Some artists are kept on the sidelines. Blake, for example, isn’t really suited to the author’s focus on low-life drawing, and Gillray’s distortions of reality are clearly not Gatrell’s cup of tea. Both as a result get just a few pages.
There are many rich jokes here. The actor Edmund Kean’s mother “divided her time between acting and prostitution,” while the Duke of Norfolk “never washed if he could help it” and “got clean only when he took a girl or girls to a bagnio [bathhouse] or when his servants hosed him down when he was drunk, which luckily was often.” A contemporary called Turner’s landscapes “Pictures of nothing, and very like” (i.e. a good likeness).
The era, Gatrell believes, effectively ended with the anti-Catholic Gordon Riots of 1780. The army was brought in and 25 rioters were hanged within a month, several of them young boys. The radical Charles James Fox still maintained, however, that he’d rather be ruled by a mob than by a standing-army.

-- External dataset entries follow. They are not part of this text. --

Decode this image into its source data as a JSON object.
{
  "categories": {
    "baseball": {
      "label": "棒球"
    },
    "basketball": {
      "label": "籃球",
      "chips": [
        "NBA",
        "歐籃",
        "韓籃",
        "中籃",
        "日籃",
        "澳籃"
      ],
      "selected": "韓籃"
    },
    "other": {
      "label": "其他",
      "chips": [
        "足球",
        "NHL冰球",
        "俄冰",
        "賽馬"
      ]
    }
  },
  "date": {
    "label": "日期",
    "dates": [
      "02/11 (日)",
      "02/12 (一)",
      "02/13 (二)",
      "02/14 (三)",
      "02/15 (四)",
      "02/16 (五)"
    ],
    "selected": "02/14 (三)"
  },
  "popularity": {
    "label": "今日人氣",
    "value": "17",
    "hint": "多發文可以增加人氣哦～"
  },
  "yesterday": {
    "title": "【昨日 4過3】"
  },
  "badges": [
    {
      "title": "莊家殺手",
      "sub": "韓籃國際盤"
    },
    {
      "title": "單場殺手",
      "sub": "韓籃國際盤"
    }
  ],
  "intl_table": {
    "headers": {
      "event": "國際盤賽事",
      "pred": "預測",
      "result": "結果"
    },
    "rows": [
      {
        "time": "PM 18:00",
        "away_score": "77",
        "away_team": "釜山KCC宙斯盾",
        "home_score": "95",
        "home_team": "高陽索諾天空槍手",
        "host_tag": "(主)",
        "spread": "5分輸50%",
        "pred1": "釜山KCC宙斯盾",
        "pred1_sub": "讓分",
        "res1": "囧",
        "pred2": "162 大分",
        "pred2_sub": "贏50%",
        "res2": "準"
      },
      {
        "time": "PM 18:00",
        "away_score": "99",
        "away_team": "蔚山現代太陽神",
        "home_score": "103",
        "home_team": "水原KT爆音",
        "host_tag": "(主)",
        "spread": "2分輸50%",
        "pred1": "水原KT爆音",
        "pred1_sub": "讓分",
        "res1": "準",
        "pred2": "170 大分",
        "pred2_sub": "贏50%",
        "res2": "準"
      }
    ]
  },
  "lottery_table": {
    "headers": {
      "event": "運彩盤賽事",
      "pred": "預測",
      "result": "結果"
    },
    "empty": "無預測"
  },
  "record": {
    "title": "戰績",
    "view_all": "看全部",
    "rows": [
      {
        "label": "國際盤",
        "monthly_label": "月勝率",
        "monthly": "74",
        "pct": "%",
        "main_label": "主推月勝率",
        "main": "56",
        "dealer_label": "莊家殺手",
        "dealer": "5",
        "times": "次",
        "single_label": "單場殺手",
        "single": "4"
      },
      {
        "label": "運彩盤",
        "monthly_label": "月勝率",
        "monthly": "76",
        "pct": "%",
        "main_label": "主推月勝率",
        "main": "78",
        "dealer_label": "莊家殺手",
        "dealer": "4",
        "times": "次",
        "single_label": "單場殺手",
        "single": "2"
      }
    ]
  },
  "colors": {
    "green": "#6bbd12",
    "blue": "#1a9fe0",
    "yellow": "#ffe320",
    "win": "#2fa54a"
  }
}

Literature could well have featured more prominently. England’s first novel, Defoe’s Moll Flanders, detailed the life of a whore, and both Richardson and Fielding, Defoe’s great successors, put an examination of sexual appetite close to the heart of their most famous novels. It took Victorian puritanism to excise this interest from popular reading, leading the topic to flourish in clandestine pornography such as the mysteriously anonymous gay novel Teleny.
Today Covent Garden is, according to Gatrell, a meretricious tourist-trap, while Leicester Square — just beyond Covent Garden, but where the enormously successful portrait painter Reynolds once had his mansion — is “a sorry mess.” He also gives it as his opinion that few modern artists depict the lives of the poor in the way their 18th-century predecessors did.
The First Bohemians is a deeply fascinating account. There can be few historians who know as much as Gatrell about who painted the clothing, the hands, and the landscape backgrounds of English 18th-century portraits, leaving just the face to be done by the accredited artist, or about who copied which satirical drawing from whom and sold it in which print-shop. Such matters are often the subject of cold academic study, but Gatrell fortunately combines his historical expertise with a zest for colorful (and especially erotic) detail, and the result is a magnificent book that’s very hard indeed to put down.